Shooting into the Corner, where an iron canon (left) shoots sticky splodges of red wax across a room repetitively every 20 minutes, also illustrates the “looking in” point. Mr Kapoor has dismissed this in the past as “almost a cliché – the artist just throws a bag of paint at a canvas and there it is”. When I watched it with an Indian friend and a crowd of other visitors at the RA last year, we were bemused, not quite seeing the point.

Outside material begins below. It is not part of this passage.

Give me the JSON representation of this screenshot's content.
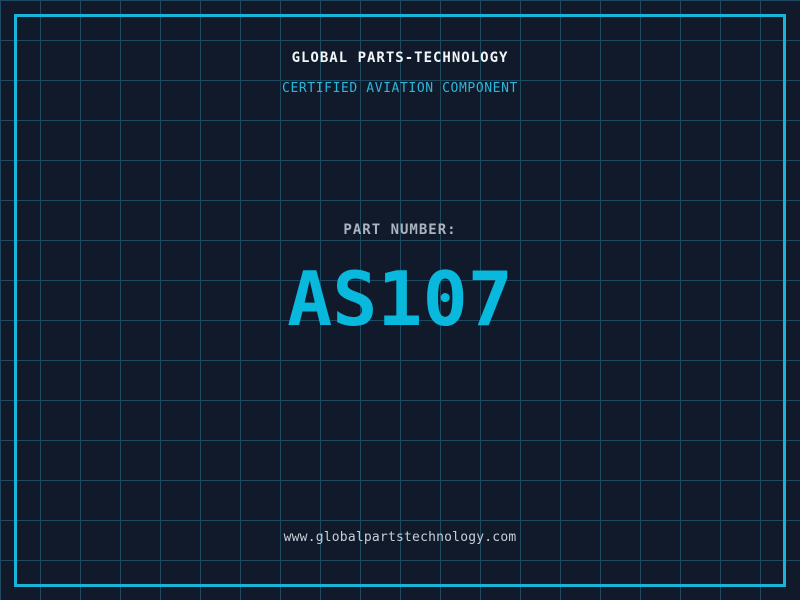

But now the cannon is firing in Mumbai, just after the second anniversary of the city’s devastating 2008 terrorist attacks, and it is being seen as symbolic of repetitive shooting and horrors of terrorism. On an Indian tv channel yesterday, Mr Kapoor toughened up his interpretation and said that the red colour was “full of darkness and danger”. He admitted it was “truly political” but with “no agenda”, adding that “art could take on the context of the bigger world”.
Similarly, visitors did not understand a massive tracked train-like block of blood-red wax, weighing more than 20 tons, that squeezed and oozed its way through doorways linking RA galleries. But the Jewish Chronicle last year, saw “references to blood and railways” that “must surely have a link to Holocaust” trains that carried Jews to death camps.
All this must please Mr Kapoor, and we will now wait to see what he produces for India, once corporate benefactors have been signed up. Meanwhile one can ponder the Arcelor Mittal Orbit at the London Olympics. I reckon it’s a steel Tower of Babel, with all the peoples of the world tangled up in knots, but coming together for the mega sporting event – there will no doubt be other interpretations.